Are Brick Runs Overrated?

Long-Course Running Is About Race Execution First, Fitness Second

There is no doubt that long-course triathletes are very fit people. They swim, bike, and run a LOT, and they are doing a LOT of brick runs. But the vast majority of long-course triathletes are under-performing—running slower than their potential—on race day.

Failure to run to your potential on race day is a race execution issue. This happens when you either ride or run too hard, especially in the early stages of each leg.

More: Race-Day Nutrition for Sprint Triathlons

Running off the Bike is an Issue of Skill

As a triathlete fit enough to ride and run, you have no issue getting off of your bike and actually running. The challenge lies in being able to synchronize how hard you are working (input) with how fast you are actually running (output). One brick run where you realize that your actual pace is significantly faster than your perceived pace is enough to drive home the lesson.

For most, the initial adjustment from bike to run is about finding your running stride.
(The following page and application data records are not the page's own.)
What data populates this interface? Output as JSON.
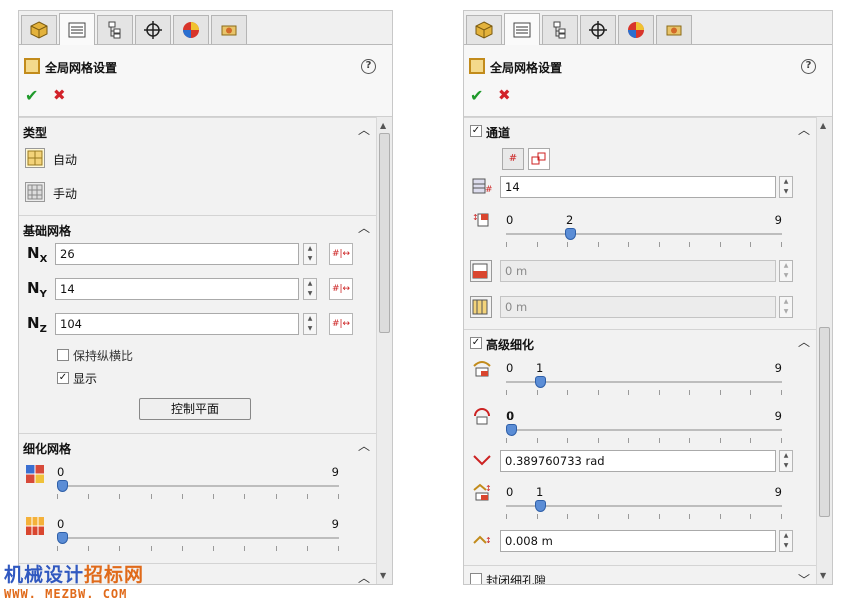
{
  "left": {
    "tabs": [
      "geometry-tab",
      "feature-tab",
      "config-tab",
      "origin-tab",
      "appearance-tab",
      "mesh-tab"
    ],
    "header": {
      "title": "全局网格设置",
      "help": "?",
      "ok": "✔",
      "cancel": "✖"
    },
    "type_section": {
      "title": "类型",
      "auto": "自动",
      "manual": "手动"
    },
    "basic_section": {
      "title": "基础网格",
      "nx_label": "N",
      "nx_sub": "X",
      "nx_value": "26",
      "ny_label": "N",
      "ny_sub": "Y",
      "ny_value": "14",
      "nz_label": "N",
      "nz_sub": "Z",
      "nz_value": "104",
      "keep_ratio": "保持纵横比",
      "keep_ratio_checked": false,
      "show": "显示",
      "show_checked": true,
      "control_plane_button": "控制平面"
    },
    "refine_section": {
      "title": "细化网格",
      "slider1": {
        "min": "0",
        "max": "9",
        "value": 0
      },
      "slider2": {
        "min": "0",
        "max": "9",
        "value": 0
      }
    }
  },
  "right": {
    "header": {
      "title": "全局网格设置",
      "help": "?",
      "ok": "✔",
      "cancel": "✖"
    },
    "channel_section": {
      "title": "通道",
      "checked": true,
      "count_value": "14",
      "slider": {
        "min": "0",
        "max": "9",
        "value": 2,
        "value_label": "2"
      },
      "width1": "0 m",
      "width2": "0 m"
    },
    "advanced_section": {
      "title": "高级细化",
      "checked": true,
      "slider1": {
        "min": "0",
        "max": "9",
        "value": 1,
        "value_label": "1"
      },
      "slider2": {
        "min": "0",
        "max": "9",
        "value": 0,
        "value_label": "0"
      },
      "angle_value": "0.389760733 rad",
      "slider3": {
        "min": "0",
        "max": "9",
        "value": 1,
        "value_label": "1"
      },
      "size_value": "0.008 m"
    },
    "closed_gap": {
      "title": "封闭细孔隙",
      "checked": false
    }
  },
  "watermark": {
    "line1_a": "机械设计",
    "line1_b": "招标网",
    "line2": "WWW. MEZBW. COM"
  }
}
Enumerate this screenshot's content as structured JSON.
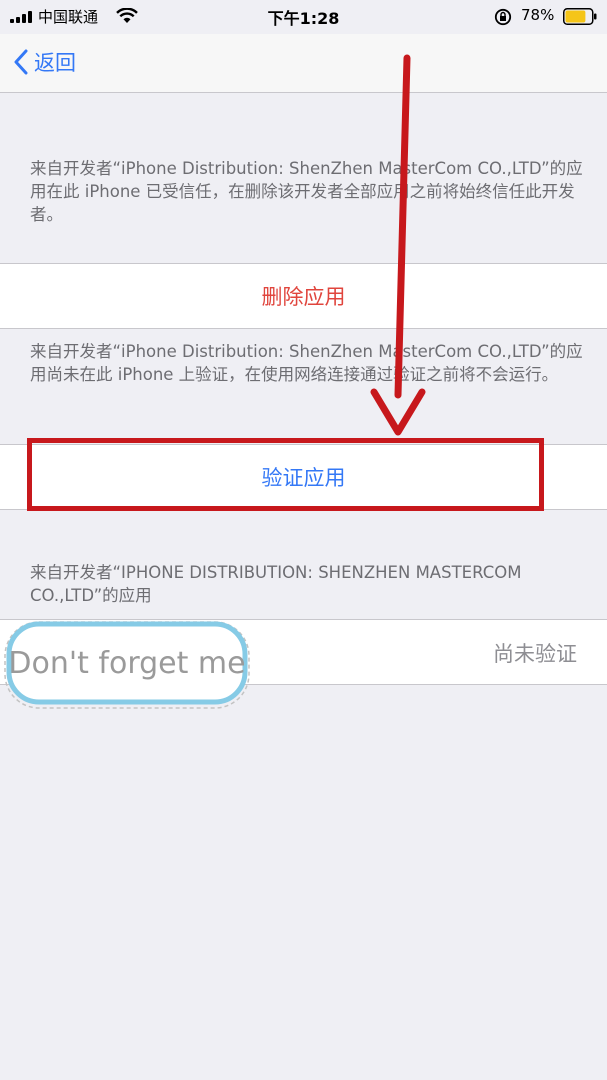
{
  "status_bar": {
    "carrier": "中国联通",
    "time": "下午1:28",
    "battery_percent": "78%",
    "battery_level": 0.78,
    "icons": [
      "signal-icon",
      "wifi-icon",
      "rotation-lock-icon",
      "battery-icon"
    ]
  },
  "nav": {
    "back_label": "返回"
  },
  "sections": {
    "trusted_description": "来自开发者“iPhone Distribution: ShenZhen MasterCom CO.,LTD”的应用在此 iPhone 已受信任，在删除该开发者全部应用之前将始终信任此开发者。",
    "delete_label": "删除应用",
    "unverified_description": "来自开发者“iPhone Distribution: ShenZhen MasterCom CO.,LTD”的应用尚未在此 iPhone 上验证，在使用网络连接通过验证之前将不会运行。",
    "verify_label": "验证应用",
    "apps_header": "来自开发者“IPHONE DISTRIBUTION: SHENZHEN MASTERCOM CO.,LTD”的应用",
    "app_status": "尚未验证"
  },
  "watermark": {
    "text": "Don't forget me"
  },
  "colors": {
    "accent_blue": "#3478f6",
    "destructive_red": "#e0453d",
    "annotation_red": "#c7181c",
    "background": "#efeff4"
  }
}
Learning how to get from the funny post-bike leg feeling to a smooth running stride is an individual process that, once learned, is effectively ingrained in your brain.

More: Transition Tips for a Speedy Bike-to-Run